-- DATASET follows --

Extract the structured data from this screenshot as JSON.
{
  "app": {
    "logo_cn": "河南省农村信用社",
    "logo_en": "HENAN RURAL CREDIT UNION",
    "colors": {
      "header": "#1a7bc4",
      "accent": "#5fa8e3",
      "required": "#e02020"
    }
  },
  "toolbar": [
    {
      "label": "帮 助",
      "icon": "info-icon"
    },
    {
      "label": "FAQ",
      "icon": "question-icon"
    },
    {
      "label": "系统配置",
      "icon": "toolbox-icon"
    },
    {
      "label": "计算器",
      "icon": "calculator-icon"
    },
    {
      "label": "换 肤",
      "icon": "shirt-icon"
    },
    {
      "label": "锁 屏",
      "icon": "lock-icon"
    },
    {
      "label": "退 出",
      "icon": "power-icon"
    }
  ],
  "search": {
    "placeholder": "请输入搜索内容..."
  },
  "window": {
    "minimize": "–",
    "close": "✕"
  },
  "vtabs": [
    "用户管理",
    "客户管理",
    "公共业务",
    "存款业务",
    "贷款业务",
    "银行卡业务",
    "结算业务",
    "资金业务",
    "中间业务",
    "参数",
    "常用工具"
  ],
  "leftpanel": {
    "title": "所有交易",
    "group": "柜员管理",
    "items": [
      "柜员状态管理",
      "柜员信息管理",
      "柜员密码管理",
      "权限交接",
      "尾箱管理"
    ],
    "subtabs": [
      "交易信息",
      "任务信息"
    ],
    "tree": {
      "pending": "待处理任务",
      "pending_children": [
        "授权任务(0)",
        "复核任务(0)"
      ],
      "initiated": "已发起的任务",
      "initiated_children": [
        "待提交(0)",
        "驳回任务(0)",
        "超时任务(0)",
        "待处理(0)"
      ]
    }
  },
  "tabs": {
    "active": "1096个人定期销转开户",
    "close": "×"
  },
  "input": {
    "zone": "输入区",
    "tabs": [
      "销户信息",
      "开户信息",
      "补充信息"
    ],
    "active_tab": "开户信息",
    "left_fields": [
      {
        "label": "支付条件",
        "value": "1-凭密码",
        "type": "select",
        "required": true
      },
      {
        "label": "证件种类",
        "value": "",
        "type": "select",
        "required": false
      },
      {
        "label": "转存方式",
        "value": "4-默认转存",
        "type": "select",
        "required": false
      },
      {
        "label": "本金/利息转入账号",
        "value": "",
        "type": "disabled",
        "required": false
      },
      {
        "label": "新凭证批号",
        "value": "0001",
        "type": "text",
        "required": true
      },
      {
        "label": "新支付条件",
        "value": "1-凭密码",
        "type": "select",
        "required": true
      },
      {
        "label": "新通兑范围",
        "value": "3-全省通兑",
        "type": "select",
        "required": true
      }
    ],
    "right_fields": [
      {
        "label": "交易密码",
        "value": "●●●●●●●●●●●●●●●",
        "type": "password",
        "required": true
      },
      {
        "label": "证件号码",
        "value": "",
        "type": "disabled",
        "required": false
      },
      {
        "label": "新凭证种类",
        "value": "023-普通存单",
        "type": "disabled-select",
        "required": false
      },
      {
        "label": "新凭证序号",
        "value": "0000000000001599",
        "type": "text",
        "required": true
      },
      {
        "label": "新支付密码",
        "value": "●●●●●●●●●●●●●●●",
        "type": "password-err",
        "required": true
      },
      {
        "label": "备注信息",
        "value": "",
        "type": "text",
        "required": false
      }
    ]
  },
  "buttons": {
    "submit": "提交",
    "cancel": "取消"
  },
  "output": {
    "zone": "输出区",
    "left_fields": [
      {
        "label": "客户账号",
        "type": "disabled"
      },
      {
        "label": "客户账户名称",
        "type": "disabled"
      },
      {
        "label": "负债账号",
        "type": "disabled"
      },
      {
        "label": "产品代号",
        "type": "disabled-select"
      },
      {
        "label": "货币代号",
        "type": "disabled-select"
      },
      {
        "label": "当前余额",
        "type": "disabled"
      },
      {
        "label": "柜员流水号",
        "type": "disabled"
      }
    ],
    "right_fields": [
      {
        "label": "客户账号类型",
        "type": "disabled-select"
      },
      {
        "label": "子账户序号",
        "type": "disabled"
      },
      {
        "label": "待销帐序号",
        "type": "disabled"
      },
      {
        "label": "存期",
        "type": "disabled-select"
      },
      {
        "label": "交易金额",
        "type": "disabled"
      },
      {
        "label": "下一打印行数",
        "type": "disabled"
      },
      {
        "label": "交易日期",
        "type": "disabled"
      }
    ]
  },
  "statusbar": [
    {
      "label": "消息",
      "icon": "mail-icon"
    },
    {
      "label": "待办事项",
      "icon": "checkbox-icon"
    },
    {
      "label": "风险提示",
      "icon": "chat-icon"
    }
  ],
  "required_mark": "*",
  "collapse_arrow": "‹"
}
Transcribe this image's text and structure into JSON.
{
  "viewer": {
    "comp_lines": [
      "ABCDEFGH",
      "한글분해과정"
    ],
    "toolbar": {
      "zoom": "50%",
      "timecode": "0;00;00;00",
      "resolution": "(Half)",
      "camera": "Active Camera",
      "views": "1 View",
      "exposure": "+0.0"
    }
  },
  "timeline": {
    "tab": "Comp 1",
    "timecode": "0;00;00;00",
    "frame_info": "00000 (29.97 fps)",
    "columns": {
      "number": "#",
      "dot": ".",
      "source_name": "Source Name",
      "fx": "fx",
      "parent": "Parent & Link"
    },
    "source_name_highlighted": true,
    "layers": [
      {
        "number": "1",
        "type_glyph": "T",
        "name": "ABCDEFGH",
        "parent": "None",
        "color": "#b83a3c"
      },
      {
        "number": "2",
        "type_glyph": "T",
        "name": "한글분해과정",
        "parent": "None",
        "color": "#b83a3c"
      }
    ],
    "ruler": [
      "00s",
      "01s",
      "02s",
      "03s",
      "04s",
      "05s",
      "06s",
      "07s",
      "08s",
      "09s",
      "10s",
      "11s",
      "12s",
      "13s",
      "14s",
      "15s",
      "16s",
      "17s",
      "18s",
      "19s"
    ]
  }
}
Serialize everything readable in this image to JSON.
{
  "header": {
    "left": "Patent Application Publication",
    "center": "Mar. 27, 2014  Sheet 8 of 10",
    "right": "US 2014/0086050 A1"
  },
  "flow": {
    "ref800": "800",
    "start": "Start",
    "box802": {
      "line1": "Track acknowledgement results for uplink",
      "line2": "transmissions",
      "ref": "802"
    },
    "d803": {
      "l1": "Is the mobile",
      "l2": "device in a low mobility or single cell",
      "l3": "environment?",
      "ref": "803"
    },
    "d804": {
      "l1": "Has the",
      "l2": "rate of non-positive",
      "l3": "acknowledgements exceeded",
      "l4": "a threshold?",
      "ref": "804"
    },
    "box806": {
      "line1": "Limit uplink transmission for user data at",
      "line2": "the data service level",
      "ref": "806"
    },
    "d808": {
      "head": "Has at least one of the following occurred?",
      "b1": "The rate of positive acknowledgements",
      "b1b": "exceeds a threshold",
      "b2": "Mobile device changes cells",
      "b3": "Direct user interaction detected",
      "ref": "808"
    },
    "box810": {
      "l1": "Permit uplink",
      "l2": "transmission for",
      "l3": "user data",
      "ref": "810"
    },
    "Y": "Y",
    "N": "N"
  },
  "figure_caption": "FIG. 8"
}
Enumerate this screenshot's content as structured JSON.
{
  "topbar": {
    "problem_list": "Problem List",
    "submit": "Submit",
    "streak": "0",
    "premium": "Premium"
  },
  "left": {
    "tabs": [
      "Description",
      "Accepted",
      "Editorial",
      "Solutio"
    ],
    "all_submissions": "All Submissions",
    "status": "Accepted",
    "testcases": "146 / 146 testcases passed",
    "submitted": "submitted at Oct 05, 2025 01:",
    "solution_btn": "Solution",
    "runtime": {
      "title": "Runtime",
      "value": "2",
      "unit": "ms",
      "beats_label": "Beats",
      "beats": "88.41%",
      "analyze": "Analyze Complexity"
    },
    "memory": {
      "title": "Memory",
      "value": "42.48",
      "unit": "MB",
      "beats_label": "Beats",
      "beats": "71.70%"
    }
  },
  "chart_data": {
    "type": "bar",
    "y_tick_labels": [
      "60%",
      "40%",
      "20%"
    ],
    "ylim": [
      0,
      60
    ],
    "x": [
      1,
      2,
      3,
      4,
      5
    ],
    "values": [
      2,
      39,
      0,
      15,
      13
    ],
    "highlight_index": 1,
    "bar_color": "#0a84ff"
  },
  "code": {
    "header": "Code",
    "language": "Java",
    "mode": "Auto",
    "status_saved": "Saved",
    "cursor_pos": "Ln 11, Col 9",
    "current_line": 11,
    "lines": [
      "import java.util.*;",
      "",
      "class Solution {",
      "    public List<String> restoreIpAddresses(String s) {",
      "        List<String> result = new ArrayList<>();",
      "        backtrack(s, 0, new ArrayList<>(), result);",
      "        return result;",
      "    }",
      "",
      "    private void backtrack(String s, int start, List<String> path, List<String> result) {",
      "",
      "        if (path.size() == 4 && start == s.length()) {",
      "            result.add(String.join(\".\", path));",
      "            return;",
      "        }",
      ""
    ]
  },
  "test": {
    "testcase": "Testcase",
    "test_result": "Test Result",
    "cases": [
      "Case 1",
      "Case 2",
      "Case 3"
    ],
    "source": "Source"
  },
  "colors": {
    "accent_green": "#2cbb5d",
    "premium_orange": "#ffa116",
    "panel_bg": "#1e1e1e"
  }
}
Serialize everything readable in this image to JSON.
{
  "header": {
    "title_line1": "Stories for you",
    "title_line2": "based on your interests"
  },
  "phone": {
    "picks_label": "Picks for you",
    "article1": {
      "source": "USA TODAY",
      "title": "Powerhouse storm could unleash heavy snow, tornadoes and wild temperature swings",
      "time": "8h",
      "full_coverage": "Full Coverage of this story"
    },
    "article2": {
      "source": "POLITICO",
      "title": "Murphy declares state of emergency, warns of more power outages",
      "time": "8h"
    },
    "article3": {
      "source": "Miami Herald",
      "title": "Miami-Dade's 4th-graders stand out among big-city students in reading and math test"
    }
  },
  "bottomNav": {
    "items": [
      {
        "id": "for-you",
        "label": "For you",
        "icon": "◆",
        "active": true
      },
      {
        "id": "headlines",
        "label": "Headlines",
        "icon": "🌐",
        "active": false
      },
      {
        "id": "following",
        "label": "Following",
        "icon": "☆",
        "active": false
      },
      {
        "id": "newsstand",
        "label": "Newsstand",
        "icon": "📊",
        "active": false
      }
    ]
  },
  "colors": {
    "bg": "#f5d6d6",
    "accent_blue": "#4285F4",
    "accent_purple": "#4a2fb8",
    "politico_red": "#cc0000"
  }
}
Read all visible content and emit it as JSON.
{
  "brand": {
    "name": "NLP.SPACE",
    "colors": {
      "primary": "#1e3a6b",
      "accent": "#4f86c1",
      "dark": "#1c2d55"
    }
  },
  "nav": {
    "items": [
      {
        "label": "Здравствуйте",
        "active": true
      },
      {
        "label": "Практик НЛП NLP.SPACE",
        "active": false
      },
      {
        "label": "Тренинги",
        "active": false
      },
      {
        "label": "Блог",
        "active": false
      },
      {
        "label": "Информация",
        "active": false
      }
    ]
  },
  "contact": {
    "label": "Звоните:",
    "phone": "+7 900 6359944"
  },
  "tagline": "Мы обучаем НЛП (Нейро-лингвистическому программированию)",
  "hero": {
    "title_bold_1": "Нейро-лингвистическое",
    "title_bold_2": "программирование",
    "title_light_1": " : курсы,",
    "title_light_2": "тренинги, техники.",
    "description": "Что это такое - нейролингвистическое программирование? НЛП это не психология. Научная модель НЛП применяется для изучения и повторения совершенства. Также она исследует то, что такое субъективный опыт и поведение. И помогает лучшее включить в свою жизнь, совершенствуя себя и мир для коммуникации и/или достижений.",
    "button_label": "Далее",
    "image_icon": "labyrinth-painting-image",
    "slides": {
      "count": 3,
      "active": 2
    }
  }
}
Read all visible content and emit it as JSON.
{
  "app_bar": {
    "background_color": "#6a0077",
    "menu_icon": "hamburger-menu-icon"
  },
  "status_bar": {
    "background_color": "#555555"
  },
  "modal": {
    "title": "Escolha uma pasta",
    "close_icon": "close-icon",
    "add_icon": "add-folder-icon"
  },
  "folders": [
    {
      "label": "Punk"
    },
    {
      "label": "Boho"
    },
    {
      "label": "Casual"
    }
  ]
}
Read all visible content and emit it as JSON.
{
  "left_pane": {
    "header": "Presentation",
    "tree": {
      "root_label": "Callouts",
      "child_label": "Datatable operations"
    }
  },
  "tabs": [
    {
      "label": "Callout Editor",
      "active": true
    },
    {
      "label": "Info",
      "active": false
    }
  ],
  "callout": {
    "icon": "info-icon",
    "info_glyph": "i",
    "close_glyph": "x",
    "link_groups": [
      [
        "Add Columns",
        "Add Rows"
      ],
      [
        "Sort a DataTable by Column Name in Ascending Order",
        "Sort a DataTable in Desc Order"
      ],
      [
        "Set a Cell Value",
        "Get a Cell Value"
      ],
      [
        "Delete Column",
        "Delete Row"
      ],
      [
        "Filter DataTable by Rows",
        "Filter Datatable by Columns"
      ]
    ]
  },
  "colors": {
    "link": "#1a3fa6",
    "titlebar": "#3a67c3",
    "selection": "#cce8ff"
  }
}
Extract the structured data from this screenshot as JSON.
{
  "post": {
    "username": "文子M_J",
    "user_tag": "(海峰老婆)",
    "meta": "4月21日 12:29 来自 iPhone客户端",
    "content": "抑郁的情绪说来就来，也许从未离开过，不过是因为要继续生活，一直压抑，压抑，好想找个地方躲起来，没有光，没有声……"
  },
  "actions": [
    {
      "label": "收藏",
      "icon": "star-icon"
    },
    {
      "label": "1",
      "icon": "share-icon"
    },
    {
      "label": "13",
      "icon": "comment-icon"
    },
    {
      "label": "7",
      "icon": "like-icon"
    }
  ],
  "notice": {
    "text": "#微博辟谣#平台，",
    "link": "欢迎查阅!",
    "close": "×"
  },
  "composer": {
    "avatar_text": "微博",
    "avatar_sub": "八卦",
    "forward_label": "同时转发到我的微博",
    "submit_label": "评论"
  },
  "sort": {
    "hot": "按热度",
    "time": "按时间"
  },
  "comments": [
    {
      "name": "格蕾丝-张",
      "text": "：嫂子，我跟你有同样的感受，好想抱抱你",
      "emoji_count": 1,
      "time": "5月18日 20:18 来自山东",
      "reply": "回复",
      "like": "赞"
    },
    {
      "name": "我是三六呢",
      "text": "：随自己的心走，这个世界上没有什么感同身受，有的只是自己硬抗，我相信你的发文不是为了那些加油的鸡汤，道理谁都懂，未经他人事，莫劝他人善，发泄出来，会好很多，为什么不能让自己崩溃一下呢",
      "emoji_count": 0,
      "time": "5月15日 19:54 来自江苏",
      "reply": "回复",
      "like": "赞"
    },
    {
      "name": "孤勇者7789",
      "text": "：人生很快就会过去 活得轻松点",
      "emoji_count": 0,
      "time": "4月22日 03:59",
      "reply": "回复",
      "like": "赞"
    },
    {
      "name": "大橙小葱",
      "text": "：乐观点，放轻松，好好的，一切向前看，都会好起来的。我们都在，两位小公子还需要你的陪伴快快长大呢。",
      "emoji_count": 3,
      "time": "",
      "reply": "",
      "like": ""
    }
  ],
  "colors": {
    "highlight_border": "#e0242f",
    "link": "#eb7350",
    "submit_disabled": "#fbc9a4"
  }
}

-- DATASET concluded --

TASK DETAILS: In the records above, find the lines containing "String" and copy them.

OUTPUT FOR THIS TASK:
      "    public List<String> restoreIpAddresses(String s) {",
      "        List<String> result = new ArrayList<>();",
      "    private void backtrack(String s, int start, List<String> path, List<String> result) {",
      "            result.add(String.join(\".\", path));",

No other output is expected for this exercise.